Mutations in the cell cycle checkpoint kinase 2 (CHEK2) tumor suppressor gene are associated with multi-organ cancer susceptibility including cancers of the breast and prostate. A genetic association between thyroid and breast cancer has been suggested, however little is known about the determinants of this association. To characterize the association of CHEK2 mutations with thyroid cancer, we genotyped 468 unselected patients with papillary thyroid cancer and 468 (matched) cancer-free controls for four founder mutations of CHEK2 (1100delC, IVS2 + 1G>A, del5395 and I157T). We compared the family histories reported by patients with a CHEK2 mutation to those of non-carriers. A CHEK2 mutation was seen in 73 of 468 (15.6%) unselected patients with papillary thyroid cancer, compared to 28 of 460 (6.0%) age- and sex-matched controls (OR 3.3; p < 0.0001). A truncating mutation (IVS2 + 1G>A, 1100delC or del5395) was associated with a higher risk of thyroid cancer (OR = 5.7; p = 0.006), than was the missense mutation I157T (OR = 2.8; p = 0.0001). CHEK2 mutation carriers reported a family history of breast cancer 2.2 times more commonly than non-carriers (16.4% vs.8.1%; p = 0.05). A CHEK2 mutation was found in seven of 11 women (63%) with multiple primary cancers of the breast and thyroid (OR = 10; p = 0.0004). These results suggest that CHEK2 mutations predispose to thyroid cancer, familial aggregations of breast and thyroid cancer and to double primary cancers of the breast and thyroid.

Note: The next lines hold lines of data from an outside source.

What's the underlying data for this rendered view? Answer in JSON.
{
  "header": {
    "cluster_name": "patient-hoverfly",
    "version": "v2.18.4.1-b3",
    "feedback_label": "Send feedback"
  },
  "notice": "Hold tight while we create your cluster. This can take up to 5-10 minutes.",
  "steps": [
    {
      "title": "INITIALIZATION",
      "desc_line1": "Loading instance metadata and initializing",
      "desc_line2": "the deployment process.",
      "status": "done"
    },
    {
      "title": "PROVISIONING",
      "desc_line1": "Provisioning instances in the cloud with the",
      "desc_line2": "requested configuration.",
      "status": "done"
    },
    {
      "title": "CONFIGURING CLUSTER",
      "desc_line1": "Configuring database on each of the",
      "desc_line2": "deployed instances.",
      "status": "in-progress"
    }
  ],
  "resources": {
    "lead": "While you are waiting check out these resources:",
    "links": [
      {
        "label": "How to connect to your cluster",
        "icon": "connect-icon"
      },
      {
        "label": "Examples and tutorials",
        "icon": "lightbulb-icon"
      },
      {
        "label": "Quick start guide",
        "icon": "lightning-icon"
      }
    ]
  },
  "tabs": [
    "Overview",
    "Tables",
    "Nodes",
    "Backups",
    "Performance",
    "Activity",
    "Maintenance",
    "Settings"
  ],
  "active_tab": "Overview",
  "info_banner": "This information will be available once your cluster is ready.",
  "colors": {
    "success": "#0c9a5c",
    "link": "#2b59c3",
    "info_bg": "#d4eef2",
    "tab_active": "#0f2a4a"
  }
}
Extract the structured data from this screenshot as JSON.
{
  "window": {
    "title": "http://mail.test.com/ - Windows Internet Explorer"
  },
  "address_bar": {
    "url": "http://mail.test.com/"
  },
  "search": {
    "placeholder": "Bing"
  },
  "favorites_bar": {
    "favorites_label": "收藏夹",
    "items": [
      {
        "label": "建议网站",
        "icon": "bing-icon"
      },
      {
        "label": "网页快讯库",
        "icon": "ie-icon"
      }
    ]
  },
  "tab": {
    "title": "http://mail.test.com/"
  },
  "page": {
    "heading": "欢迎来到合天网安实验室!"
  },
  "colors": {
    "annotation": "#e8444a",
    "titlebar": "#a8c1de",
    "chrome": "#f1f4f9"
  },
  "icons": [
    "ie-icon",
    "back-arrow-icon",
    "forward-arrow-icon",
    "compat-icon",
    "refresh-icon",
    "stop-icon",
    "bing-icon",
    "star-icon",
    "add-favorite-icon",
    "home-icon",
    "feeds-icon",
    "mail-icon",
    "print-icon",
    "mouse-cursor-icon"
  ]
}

Keywords: CHEK2; CHK2; breast cancer; double primary cancers; mutation; thyroid cancer.
© 2015 UICC.